* WHAT TO PRODUCE: Return every line of the data that contains the string "Create".

[Excerpts from an interface dataset]
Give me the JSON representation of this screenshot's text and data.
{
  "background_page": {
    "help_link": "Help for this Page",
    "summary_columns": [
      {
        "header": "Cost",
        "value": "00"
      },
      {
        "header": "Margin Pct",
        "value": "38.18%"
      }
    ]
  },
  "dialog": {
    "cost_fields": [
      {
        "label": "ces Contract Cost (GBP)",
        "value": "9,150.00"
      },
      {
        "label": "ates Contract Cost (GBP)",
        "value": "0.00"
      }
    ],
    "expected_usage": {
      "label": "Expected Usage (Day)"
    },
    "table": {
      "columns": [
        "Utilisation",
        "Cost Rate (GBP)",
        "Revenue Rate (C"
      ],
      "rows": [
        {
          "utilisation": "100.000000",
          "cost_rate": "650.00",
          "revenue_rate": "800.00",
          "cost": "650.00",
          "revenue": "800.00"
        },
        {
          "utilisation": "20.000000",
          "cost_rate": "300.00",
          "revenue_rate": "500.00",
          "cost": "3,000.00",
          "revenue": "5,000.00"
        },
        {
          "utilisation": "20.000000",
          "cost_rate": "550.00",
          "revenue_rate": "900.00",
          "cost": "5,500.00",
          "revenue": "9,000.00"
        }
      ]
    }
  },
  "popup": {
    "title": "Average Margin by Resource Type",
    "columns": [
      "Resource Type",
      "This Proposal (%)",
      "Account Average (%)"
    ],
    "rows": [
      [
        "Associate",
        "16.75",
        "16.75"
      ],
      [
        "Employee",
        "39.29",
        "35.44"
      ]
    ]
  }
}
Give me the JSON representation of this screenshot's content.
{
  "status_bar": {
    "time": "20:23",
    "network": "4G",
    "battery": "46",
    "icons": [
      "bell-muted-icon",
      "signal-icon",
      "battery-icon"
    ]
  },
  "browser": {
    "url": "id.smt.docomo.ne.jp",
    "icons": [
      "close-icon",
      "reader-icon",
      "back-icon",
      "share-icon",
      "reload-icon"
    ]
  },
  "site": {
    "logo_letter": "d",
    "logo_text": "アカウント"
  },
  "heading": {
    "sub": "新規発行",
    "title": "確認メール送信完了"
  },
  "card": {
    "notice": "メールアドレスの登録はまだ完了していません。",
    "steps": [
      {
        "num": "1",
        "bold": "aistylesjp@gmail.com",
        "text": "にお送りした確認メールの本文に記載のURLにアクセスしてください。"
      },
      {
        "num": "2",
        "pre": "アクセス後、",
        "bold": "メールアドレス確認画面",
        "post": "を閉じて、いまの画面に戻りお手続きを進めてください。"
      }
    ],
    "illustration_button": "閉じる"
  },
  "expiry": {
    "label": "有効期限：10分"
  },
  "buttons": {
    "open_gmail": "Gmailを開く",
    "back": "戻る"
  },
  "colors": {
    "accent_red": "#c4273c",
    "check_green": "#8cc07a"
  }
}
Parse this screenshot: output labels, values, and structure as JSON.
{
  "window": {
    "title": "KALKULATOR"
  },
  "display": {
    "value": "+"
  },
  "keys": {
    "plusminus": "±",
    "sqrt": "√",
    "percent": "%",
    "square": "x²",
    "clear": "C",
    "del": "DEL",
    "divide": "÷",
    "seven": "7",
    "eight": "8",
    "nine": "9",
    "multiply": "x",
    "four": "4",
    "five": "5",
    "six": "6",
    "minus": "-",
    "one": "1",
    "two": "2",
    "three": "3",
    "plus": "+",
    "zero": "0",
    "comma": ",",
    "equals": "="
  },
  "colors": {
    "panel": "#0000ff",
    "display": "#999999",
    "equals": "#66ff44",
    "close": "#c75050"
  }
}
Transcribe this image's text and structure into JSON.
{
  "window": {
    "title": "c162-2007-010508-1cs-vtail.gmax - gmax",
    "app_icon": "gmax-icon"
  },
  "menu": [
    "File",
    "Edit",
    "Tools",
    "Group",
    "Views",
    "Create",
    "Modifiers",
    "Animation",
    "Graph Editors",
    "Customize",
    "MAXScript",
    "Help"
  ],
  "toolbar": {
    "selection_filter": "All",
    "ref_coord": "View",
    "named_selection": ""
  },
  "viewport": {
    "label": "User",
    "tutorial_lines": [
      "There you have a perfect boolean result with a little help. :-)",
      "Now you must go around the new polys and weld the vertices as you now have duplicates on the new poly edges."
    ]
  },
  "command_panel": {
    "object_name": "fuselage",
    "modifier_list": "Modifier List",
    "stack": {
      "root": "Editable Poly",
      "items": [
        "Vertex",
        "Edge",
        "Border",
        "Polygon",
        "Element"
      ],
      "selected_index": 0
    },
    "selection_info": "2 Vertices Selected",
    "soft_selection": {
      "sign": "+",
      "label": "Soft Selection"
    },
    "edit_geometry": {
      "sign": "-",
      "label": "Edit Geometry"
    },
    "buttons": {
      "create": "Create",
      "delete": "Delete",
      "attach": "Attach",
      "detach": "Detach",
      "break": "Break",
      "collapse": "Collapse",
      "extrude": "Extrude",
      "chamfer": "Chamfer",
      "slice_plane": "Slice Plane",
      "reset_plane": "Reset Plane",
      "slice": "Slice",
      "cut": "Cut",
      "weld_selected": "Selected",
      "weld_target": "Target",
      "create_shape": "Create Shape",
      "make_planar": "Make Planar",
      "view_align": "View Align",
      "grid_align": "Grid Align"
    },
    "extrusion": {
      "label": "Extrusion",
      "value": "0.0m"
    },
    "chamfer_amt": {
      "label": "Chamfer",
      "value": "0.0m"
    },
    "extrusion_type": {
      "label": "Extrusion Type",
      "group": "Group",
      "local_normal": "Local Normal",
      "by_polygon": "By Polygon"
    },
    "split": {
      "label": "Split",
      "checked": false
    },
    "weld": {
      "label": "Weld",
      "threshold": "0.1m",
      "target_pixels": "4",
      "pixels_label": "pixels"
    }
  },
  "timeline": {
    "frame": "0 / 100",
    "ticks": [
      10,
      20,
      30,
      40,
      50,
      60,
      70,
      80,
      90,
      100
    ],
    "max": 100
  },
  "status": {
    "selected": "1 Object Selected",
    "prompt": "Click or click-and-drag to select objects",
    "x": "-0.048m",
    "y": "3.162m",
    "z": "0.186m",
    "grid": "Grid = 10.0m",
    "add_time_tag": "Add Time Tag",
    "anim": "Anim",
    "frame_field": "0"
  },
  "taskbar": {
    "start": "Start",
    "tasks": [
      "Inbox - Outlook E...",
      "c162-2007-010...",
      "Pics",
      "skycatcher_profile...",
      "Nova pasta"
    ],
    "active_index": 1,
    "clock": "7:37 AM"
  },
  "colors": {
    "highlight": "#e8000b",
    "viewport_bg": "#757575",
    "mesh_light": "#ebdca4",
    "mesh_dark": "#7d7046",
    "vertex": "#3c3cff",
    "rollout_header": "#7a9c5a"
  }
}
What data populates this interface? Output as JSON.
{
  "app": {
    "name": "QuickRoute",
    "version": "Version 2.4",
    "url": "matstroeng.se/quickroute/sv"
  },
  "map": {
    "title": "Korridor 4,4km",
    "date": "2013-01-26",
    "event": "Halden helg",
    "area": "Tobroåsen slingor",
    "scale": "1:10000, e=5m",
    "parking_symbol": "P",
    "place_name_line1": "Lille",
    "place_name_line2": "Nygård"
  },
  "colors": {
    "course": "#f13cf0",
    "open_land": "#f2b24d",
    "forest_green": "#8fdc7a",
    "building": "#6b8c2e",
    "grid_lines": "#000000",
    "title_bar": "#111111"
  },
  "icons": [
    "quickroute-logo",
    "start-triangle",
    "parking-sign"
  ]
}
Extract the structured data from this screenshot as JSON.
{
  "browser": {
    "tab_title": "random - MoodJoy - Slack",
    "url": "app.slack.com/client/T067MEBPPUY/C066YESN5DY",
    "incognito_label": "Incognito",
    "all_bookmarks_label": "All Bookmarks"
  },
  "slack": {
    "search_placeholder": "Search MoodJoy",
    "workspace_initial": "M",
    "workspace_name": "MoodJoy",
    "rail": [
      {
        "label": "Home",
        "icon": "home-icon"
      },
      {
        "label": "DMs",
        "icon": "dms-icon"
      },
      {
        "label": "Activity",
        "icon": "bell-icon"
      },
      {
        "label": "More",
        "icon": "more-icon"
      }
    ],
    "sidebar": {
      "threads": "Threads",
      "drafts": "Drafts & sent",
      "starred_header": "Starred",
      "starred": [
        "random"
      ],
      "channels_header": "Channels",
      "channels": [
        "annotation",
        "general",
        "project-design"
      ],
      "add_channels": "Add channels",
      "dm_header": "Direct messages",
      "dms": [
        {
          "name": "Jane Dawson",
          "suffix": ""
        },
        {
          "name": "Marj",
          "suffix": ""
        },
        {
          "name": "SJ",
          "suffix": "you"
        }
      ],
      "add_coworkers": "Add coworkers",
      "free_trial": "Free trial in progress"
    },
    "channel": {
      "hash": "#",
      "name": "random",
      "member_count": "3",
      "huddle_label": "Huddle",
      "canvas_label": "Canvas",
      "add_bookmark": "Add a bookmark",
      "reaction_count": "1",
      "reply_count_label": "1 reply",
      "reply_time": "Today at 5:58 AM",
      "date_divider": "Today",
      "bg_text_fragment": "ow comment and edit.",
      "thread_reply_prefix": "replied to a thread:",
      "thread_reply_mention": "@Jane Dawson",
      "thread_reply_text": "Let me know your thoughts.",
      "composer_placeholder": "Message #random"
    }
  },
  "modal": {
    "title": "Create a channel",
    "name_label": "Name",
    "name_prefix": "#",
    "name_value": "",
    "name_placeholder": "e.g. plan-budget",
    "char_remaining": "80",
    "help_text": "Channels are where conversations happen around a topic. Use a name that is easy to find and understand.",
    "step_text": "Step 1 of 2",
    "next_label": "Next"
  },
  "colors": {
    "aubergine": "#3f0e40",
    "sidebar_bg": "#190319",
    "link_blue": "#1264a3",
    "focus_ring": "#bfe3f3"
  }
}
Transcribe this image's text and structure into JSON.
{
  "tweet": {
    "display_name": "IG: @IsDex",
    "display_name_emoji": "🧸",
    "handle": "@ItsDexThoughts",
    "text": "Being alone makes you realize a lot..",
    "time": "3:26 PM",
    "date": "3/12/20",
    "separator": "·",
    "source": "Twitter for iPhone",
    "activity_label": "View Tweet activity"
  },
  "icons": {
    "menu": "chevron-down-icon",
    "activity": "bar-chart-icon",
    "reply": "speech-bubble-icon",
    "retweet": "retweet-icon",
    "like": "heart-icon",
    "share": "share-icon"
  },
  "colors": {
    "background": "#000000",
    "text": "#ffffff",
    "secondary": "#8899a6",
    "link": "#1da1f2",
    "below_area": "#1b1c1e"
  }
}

* TASK ANSWER:
    "Create",
      "create": "Create",
      "create_shape": "Create Shape",
    "title": "Create a channel",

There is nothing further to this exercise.